Problem details = Among the entries below, find the lines that hold the word "pomesama" and report them.

Record set =
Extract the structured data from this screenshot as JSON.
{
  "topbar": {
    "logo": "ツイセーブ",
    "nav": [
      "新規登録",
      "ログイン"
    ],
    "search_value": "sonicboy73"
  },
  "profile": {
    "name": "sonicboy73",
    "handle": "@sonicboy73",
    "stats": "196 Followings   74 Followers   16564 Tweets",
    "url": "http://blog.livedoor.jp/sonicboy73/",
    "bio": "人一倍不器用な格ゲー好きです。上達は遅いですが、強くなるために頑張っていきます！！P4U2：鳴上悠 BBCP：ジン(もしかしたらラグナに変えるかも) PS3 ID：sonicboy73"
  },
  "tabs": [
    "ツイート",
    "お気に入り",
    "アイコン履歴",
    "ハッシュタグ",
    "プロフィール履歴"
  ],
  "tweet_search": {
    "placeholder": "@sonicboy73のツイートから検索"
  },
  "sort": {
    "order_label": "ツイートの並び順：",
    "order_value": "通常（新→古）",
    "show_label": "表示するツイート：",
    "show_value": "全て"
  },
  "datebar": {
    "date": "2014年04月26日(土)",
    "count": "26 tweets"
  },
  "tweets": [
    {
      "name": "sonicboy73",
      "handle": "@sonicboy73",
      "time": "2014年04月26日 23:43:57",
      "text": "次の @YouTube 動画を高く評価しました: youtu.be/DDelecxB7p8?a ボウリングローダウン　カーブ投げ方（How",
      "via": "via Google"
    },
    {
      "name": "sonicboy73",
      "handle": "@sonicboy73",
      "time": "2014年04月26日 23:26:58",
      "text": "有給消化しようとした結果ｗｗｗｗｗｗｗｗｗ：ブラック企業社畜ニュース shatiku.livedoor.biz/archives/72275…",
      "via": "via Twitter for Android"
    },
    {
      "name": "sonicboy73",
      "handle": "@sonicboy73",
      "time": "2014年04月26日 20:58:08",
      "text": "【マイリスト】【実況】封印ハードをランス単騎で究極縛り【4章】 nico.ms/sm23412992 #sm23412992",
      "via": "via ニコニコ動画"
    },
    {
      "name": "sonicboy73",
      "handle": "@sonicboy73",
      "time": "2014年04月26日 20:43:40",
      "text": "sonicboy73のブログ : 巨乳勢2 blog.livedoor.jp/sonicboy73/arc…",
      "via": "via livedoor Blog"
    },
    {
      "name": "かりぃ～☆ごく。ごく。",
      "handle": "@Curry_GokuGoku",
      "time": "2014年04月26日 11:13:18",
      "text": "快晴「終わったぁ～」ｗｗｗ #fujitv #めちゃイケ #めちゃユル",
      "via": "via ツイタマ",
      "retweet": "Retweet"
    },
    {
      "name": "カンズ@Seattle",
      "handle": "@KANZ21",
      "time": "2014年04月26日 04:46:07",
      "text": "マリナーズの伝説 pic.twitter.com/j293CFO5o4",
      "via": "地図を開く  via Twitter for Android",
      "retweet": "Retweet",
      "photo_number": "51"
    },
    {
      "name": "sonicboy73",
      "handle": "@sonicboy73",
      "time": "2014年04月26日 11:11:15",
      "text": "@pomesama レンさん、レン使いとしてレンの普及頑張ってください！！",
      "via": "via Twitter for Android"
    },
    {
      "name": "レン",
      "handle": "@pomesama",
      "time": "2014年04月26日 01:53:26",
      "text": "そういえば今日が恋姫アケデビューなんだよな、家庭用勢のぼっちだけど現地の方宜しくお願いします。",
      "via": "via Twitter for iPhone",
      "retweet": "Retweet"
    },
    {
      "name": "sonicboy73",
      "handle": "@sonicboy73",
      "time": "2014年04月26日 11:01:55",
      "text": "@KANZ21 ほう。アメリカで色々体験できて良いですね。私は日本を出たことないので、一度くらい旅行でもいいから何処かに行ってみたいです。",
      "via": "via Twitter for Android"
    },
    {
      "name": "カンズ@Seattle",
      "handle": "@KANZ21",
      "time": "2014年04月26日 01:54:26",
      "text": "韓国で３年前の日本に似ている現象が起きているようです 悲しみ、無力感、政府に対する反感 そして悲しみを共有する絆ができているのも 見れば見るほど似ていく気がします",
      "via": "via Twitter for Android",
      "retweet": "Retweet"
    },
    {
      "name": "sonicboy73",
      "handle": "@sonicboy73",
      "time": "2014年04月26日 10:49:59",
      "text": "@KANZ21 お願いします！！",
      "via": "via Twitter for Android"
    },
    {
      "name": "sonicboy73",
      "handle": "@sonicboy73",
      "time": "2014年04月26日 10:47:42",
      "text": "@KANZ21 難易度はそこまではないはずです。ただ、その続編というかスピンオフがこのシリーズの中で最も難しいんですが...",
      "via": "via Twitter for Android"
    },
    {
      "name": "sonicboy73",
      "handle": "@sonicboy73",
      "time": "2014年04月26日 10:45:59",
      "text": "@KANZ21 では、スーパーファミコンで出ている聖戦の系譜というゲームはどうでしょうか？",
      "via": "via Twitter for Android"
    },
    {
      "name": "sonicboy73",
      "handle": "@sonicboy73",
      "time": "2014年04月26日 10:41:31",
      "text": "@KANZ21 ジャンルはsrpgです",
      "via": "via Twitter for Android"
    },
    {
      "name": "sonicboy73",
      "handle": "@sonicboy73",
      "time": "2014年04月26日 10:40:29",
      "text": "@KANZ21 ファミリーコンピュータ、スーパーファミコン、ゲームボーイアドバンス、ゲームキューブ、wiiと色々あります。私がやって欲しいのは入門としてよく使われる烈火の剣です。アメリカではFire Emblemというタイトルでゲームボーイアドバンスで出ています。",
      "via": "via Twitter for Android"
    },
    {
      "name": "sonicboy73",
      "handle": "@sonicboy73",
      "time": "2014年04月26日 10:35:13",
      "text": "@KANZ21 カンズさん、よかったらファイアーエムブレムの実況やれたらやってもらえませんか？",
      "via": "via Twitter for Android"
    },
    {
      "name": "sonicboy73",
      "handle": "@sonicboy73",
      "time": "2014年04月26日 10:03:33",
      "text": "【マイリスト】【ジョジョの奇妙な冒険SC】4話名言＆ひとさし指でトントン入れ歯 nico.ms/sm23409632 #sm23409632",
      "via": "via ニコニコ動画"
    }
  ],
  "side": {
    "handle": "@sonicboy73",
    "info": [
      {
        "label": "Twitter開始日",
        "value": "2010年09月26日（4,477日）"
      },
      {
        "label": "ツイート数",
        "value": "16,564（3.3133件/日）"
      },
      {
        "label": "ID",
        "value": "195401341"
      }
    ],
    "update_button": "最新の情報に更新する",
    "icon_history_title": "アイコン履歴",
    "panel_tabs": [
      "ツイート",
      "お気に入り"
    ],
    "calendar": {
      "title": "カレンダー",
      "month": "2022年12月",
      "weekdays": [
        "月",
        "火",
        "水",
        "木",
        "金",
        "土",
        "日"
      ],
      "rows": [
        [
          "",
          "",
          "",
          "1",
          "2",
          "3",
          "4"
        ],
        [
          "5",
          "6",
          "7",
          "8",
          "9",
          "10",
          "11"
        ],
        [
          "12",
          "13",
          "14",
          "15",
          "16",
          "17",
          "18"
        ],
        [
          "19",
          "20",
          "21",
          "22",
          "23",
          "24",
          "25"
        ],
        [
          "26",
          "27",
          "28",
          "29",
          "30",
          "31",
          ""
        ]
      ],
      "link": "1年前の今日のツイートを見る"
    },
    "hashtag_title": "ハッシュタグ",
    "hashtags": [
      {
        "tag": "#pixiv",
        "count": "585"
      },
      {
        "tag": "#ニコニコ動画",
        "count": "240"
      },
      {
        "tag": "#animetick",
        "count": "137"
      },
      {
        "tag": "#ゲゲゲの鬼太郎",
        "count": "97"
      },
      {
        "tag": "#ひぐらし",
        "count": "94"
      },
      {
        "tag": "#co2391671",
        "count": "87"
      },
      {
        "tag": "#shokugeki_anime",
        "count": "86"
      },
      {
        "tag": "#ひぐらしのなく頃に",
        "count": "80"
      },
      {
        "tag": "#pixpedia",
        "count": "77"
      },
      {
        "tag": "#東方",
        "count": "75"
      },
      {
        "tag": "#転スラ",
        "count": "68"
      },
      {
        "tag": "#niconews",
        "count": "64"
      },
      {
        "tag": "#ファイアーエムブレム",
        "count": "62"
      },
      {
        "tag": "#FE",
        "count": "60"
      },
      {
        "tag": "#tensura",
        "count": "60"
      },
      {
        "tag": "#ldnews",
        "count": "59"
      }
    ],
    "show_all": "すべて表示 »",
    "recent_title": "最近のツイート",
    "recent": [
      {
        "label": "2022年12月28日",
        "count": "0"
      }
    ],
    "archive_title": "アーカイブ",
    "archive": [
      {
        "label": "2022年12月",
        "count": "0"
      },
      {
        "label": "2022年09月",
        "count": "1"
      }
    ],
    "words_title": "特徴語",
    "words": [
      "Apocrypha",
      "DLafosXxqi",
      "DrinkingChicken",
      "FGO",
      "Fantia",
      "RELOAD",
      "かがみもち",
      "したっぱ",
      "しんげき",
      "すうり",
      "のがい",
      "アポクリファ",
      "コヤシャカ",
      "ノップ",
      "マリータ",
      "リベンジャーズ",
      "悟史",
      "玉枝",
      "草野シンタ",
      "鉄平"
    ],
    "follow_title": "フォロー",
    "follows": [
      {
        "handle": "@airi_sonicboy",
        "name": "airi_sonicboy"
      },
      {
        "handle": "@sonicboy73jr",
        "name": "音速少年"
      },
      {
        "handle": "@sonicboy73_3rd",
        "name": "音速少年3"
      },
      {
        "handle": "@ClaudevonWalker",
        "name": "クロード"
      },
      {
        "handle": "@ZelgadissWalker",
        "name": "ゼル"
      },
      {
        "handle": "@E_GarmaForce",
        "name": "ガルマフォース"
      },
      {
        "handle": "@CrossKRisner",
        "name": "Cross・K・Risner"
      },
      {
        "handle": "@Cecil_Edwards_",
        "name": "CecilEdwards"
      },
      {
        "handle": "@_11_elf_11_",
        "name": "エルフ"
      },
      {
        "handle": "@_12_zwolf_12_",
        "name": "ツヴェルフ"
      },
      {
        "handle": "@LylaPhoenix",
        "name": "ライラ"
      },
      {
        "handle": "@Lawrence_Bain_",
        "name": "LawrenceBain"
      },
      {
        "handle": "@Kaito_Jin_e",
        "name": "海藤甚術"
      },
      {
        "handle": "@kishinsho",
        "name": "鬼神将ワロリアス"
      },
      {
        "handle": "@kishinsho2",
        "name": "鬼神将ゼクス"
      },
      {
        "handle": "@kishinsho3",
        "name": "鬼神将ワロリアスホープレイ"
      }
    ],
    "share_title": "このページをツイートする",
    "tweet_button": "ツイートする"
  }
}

Reply =
      "text": "@pomesama レンさん、レン使いとしてレンの普及頑張ってください！！",
      "handle": "@pomesama",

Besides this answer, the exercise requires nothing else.